■ **TRY IT**: Copy all records exactly, excluding images.

■ **Data records for software interfaces**:
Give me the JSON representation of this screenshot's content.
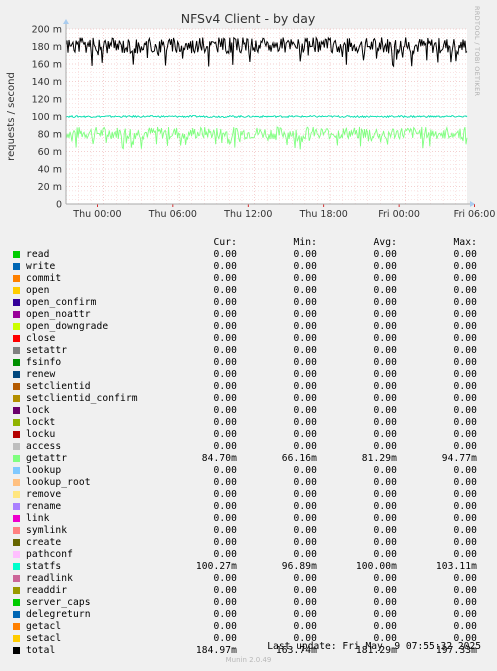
{
  "chart_data": {
    "type": "line",
    "title": "NFSv4 Client - by day",
    "ylabel": "requests / second",
    "ylim": [
      0,
      0.2
    ],
    "yticks": [
      "0",
      "20 m",
      "40 m",
      "60 m",
      "80 m",
      "100 m",
      "120 m",
      "140 m",
      "160 m",
      "180 m",
      "200 m"
    ],
    "xticks": [
      "Thu 00:00",
      "Thu 06:00",
      "Thu 12:00",
      "Thu 18:00",
      "Fri 00:00",
      "Fri 06:00"
    ],
    "grid": true,
    "series": [
      {
        "name": "getattr",
        "color": "#80ff80",
        "mean": 0.08129,
        "min": 0.06616,
        "max": 0.09477
      },
      {
        "name": "statfs",
        "color": "#00e0b0",
        "mean": 0.1,
        "min": 0.09689,
        "max": 0.10311
      },
      {
        "name": "total",
        "color": "#000000",
        "mean": 0.18129,
        "min": 0.16374,
        "max": 0.19733
      }
    ]
  },
  "side_label": "RRDTOOL / TOBI OETIKER",
  "legend": {
    "headers": [
      "Cur:",
      "Min:",
      "Avg:",
      "Max:"
    ],
    "rows": [
      {
        "name": "read",
        "color": "#00cc00",
        "cur": "0.00",
        "min": "0.00",
        "avg": "0.00",
        "max": "0.00"
      },
      {
        "name": "write",
        "color": "#0066b3",
        "cur": "0.00",
        "min": "0.00",
        "avg": "0.00",
        "max": "0.00"
      },
      {
        "name": "commit",
        "color": "#ff8000",
        "cur": "0.00",
        "min": "0.00",
        "avg": "0.00",
        "max": "0.00"
      },
      {
        "name": "open",
        "color": "#ffcc00",
        "cur": "0.00",
        "min": "0.00",
        "avg": "0.00",
        "max": "0.00"
      },
      {
        "name": "open_confirm",
        "color": "#330099",
        "cur": "0.00",
        "min": "0.00",
        "avg": "0.00",
        "max": "0.00"
      },
      {
        "name": "open_noattr",
        "color": "#990099",
        "cur": "0.00",
        "min": "0.00",
        "avg": "0.00",
        "max": "0.00"
      },
      {
        "name": "open_downgrade",
        "color": "#ccff00",
        "cur": "0.00",
        "min": "0.00",
        "avg": "0.00",
        "max": "0.00"
      },
      {
        "name": "close",
        "color": "#ff0000",
        "cur": "0.00",
        "min": "0.00",
        "avg": "0.00",
        "max": "0.00"
      },
      {
        "name": "setattr",
        "color": "#808080",
        "cur": "0.00",
        "min": "0.00",
        "avg": "0.00",
        "max": "0.00"
      },
      {
        "name": "fsinfo",
        "color": "#008f00",
        "cur": "0.00",
        "min": "0.00",
        "avg": "0.00",
        "max": "0.00"
      },
      {
        "name": "renew",
        "color": "#00487d",
        "cur": "0.00",
        "min": "0.00",
        "avg": "0.00",
        "max": "0.00"
      },
      {
        "name": "setclientid",
        "color": "#b35a00",
        "cur": "0.00",
        "min": "0.00",
        "avg": "0.00",
        "max": "0.00"
      },
      {
        "name": "setclientid_confirm",
        "color": "#b38f00",
        "cur": "0.00",
        "min": "0.00",
        "avg": "0.00",
        "max": "0.00"
      },
      {
        "name": "lock",
        "color": "#6b006b",
        "cur": "0.00",
        "min": "0.00",
        "avg": "0.00",
        "max": "0.00"
      },
      {
        "name": "lockt",
        "color": "#8fb300",
        "cur": "0.00",
        "min": "0.00",
        "avg": "0.00",
        "max": "0.00"
      },
      {
        "name": "locku",
        "color": "#b30000",
        "cur": "0.00",
        "min": "0.00",
        "avg": "0.00",
        "max": "0.00"
      },
      {
        "name": "access",
        "color": "#bebebe",
        "cur": "0.00",
        "min": "0.00",
        "avg": "0.00",
        "max": "0.00"
      },
      {
        "name": "getattr",
        "color": "#80ff80",
        "cur": "84.70m",
        "min": "66.16m",
        "avg": "81.29m",
        "max": "94.77m"
      },
      {
        "name": "lookup",
        "color": "#80c9ff",
        "cur": "0.00",
        "min": "0.00",
        "avg": "0.00",
        "max": "0.00"
      },
      {
        "name": "lookup_root",
        "color": "#ffc080",
        "cur": "0.00",
        "min": "0.00",
        "avg": "0.00",
        "max": "0.00"
      },
      {
        "name": "remove",
        "color": "#ffe680",
        "cur": "0.00",
        "min": "0.00",
        "avg": "0.00",
        "max": "0.00"
      },
      {
        "name": "rename",
        "color": "#aa80ff",
        "cur": "0.00",
        "min": "0.00",
        "avg": "0.00",
        "max": "0.00"
      },
      {
        "name": "link",
        "color": "#ee00cc",
        "cur": "0.00",
        "min": "0.00",
        "avg": "0.00",
        "max": "0.00"
      },
      {
        "name": "symlink",
        "color": "#ff8080",
        "cur": "0.00",
        "min": "0.00",
        "avg": "0.00",
        "max": "0.00"
      },
      {
        "name": "create",
        "color": "#666600",
        "cur": "0.00",
        "min": "0.00",
        "avg": "0.00",
        "max": "0.00"
      },
      {
        "name": "pathconf",
        "color": "#ffbfff",
        "cur": "0.00",
        "min": "0.00",
        "avg": "0.00",
        "max": "0.00"
      },
      {
        "name": "statfs",
        "color": "#00ffcc",
        "cur": "100.27m",
        "min": "96.89m",
        "avg": "100.00m",
        "max": "103.11m"
      },
      {
        "name": "readlink",
        "color": "#cc6699",
        "cur": "0.00",
        "min": "0.00",
        "avg": "0.00",
        "max": "0.00"
      },
      {
        "name": "readdir",
        "color": "#999900",
        "cur": "0.00",
        "min": "0.00",
        "avg": "0.00",
        "max": "0.00"
      },
      {
        "name": "server_caps",
        "color": "#00cc00",
        "cur": "0.00",
        "min": "0.00",
        "avg": "0.00",
        "max": "0.00"
      },
      {
        "name": "delegreturn",
        "color": "#0066b3",
        "cur": "0.00",
        "min": "0.00",
        "avg": "0.00",
        "max": "0.00"
      },
      {
        "name": "getacl",
        "color": "#ff8000",
        "cur": "0.00",
        "min": "0.00",
        "avg": "0.00",
        "max": "0.00"
      },
      {
        "name": "setacl",
        "color": "#ffcc00",
        "cur": "0.00",
        "min": "0.00",
        "avg": "0.00",
        "max": "0.00"
      },
      {
        "name": "total",
        "color": "#000000",
        "cur": "184.97m",
        "min": "163.74m",
        "avg": "181.29m",
        "max": "197.33m"
      }
    ]
  },
  "last_update": "Last update: Fri May  9 07:55:32 2025",
  "munin_version": "Munin 2.0.49"
}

■ **TASK ANSWER**:
Give me the JSON representation of this screenshot's content.
{
  "chart_data": {
    "type": "line",
    "title": "NFSv4 Client - by day",
    "ylabel": "requests / second",
    "ylim": [
      0,
      0.2
    ],
    "yticks": [
      "0",
      "20 m",
      "40 m",
      "60 m",
      "80 m",
      "100 m",
      "120 m",
      "140 m",
      "160 m",
      "180 m",
      "200 m"
    ],
    "xticks": [
      "Thu 00:00",
      "Thu 06:00",
      "Thu 12:00",
      "Thu 18:00",
      "Fri 00:00",
      "Fri 06:00"
    ],
    "grid": true,
    "series": [
      {
        "name": "getattr",
        "color": "#80ff80",
        "mean": 0.08129,
        "min": 0.06616,
        "max": 0.09477
      },
      {
        "name": "statfs",
        "color": "#00e0b0",
        "mean": 0.1,
        "min": 0.09689,
        "max": 0.10311
      },
      {
        "name": "total",
        "color": "#000000",
        "mean": 0.18129,
        "min": 0.16374,
        "max": 0.19733
      }
    ]
  },
  "side_label": "RRDTOOL / TOBI OETIKER",
  "legend": {
    "headers": [
      "Cur:",
      "Min:",
      "Avg:",
      "Max:"
    ],
    "rows": [
      {
        "name": "read",
        "color": "#00cc00",
        "cur": "0.00",
        "min": "0.00",
        "avg": "0.00",
        "max": "0.00"
      },
      {
        "name": "write",
        "color": "#0066b3",
        "cur": "0.00",
        "min": "0.00",
        "avg": "0.00",
        "max": "0.00"
      },
      {
        "name": "commit",
        "color": "#ff8000",
        "cur": "0.00",
        "min": "0.00",
        "avg": "0.00",
        "max": "0.00"
      },
      {
        "name": "open",
        "color": "#ffcc00",
        "cur": "0.00",
        "min": "0.00",
        "avg": "0.00",
        "max": "0.00"
      },
      {
        "name": "open_confirm",
        "color": "#330099",
        "cur": "0.00",
        "min": "0.00",
        "avg": "0.00",
        "max": "0.00"
      },
      {
        "name": "open_noattr",
        "color": "#990099",
        "cur": "0.00",
        "min": "0.00",
        "avg": "0.00",
        "max": "0.00"
      },
      {
        "name": "open_downgrade",
        "color": "#ccff00",
        "cur": "0.00",
        "min": "0.00",
        "avg": "0.00",
        "max": "0.00"
      },
      {
        "name": "close",
        "color": "#ff0000",
        "cur": "0.00",
        "min": "0.00",
        "avg": "0.00",
        "max": "0.00"
      },
      {
        "name": "setattr",
        "color": "#808080",
        "cur": "0.00",
        "min": "0.00",
        "avg": "0.00",
        "max": "0.00"
      },
      {
        "name": "fsinfo",
        "color": "#008f00",
        "cur": "0.00",
        "min": "0.00",
        "avg": "0.00",
        "max": "0.00"
      },
      {
        "name": "renew",
        "color": "#00487d",
        "cur": "0.00",
        "min": "0.00",
        "avg": "0.00",
        "max": "0.00"
      },
      {
        "name": "setclientid",
        "color": "#b35a00",
        "cur": "0.00",
        "min": "0.00",
        "avg": "0.00",
        "max": "0.00"
      },
      {
        "name": "setclientid_confirm",
        "color": "#b38f00",
        "cur": "0.00",
        "min": "0.00",
        "avg": "0.00",
        "max": "0.00"
      },
      {
        "name": "lock",
        "color": "#6b006b",
        "cur": "0.00",
        "min": "0.00",
        "avg": "0.00",
        "max": "0.00"
      },
      {
        "name": "lockt",
        "color": "#8fb300",
        "cur": "0.00",
        "min": "0.00",
        "avg": "0.00",
        "max": "0.00"
      },
      {
        "name": "locku",
        "color": "#b30000",
        "cur": "0.00",
        "min": "0.00",
        "avg": "0.00",
        "max": "0.00"
      },
      {
        "name": "access",
        "color": "#bebebe",
        "cur": "0.00",
        "min": "0.00",
        "avg": "0.00",
        "max": "0.00"
      },
      {
        "name": "getattr",
        "color": "#80ff80",
        "cur": "84.70m",
        "min": "66.16m",
        "avg": "81.29m",
        "max": "94.77m"
      },
      {
        "name": "lookup",
        "color": "#80c9ff",
        "cur": "0.00",
        "min": "0.00",
        "avg": "0.00",
        "max": "0.00"
      },
      {
        "name": "lookup_root",
        "color": "#ffc080",
        "cur": "0.00",
        "min": "0.00",
        "avg": "0.00",
        "max": "0.00"
      },
      {
        "name": "remove",
        "color": "#ffe680",
        "cur": "0.00",
        "min": "0.00",
        "avg": "0.00",
        "max": "0.00"
      },
      {
        "name": "rename",
        "color": "#aa80ff",
        "cur": "0.00",
        "min": "0.00",
        "avg": "0.00",
        "max": "0.00"
      },
      {
        "name": "link",
        "color": "#ee00cc",
        "cur": "0.00",
        "min": "0.00",
        "avg": "0.00",
        "max": "0.00"
      },
      {
        "name": "symlink",
        "color": "#ff8080",
        "cur": "0.00",
        "min": "0.00",
        "avg": "0.00",
        "max": "0.00"
      },
      {
        "name": "create",
        "color": "#666600",
        "cur": "0.00",
        "min": "0.00",
        "avg": "0.00",
        "max": "0.00"
      },
      {
        "name": "pathconf",
        "color": "#ffbfff",
        "cur": "0.00",
        "min": "0.00",
        "avg": "0.00",
        "max": "0.00"
      },
      {
        "name": "statfs",
        "color": "#00ffcc",
        "cur": "100.27m",
        "min": "96.89m",
        "avg": "100.00m",
        "max": "103.11m"
      },
      {
        "name": "readlink",
        "color": "#cc6699",
        "cur": "0.00",
        "min": "0.00",
        "avg": "0.00",
        "max": "0.00"
      },
      {
        "name": "readdir",
        "color": "#999900",
        "cur": "0.00",
        "min": "0.00",
        "avg": "0.00",
        "max": "0.00"
      },
      {
        "name": "server_caps",
        "color": "#00cc00",
        "cur": "0.00",
        "min": "0.00",
        "avg": "0.00",
        "max": "0.00"
      },
      {
        "name": "delegreturn",
        "color": "#0066b3",
        "cur": "0.00",
        "min": "0.00",
        "avg": "0.00",
        "max": "0.00"
      },
      {
        "name": "getacl",
        "color": "#ff8000",
        "cur": "0.00",
        "min": "0.00",
        "avg": "0.00",
        "max": "0.00"
      },
      {
        "name": "setacl",
        "color": "#ffcc00",
        "cur": "0.00",
        "min": "0.00",
        "avg": "0.00",
        "max": "0.00"
      },
      {
        "name": "total",
        "color": "#000000",
        "cur": "184.97m",
        "min": "163.74m",
        "avg": "181.29m",
        "max": "197.33m"
      }
    ]
  },
  "last_update": "Last update: Fri May  9 07:55:32 2025",
  "munin_version": "Munin 2.0.49"
}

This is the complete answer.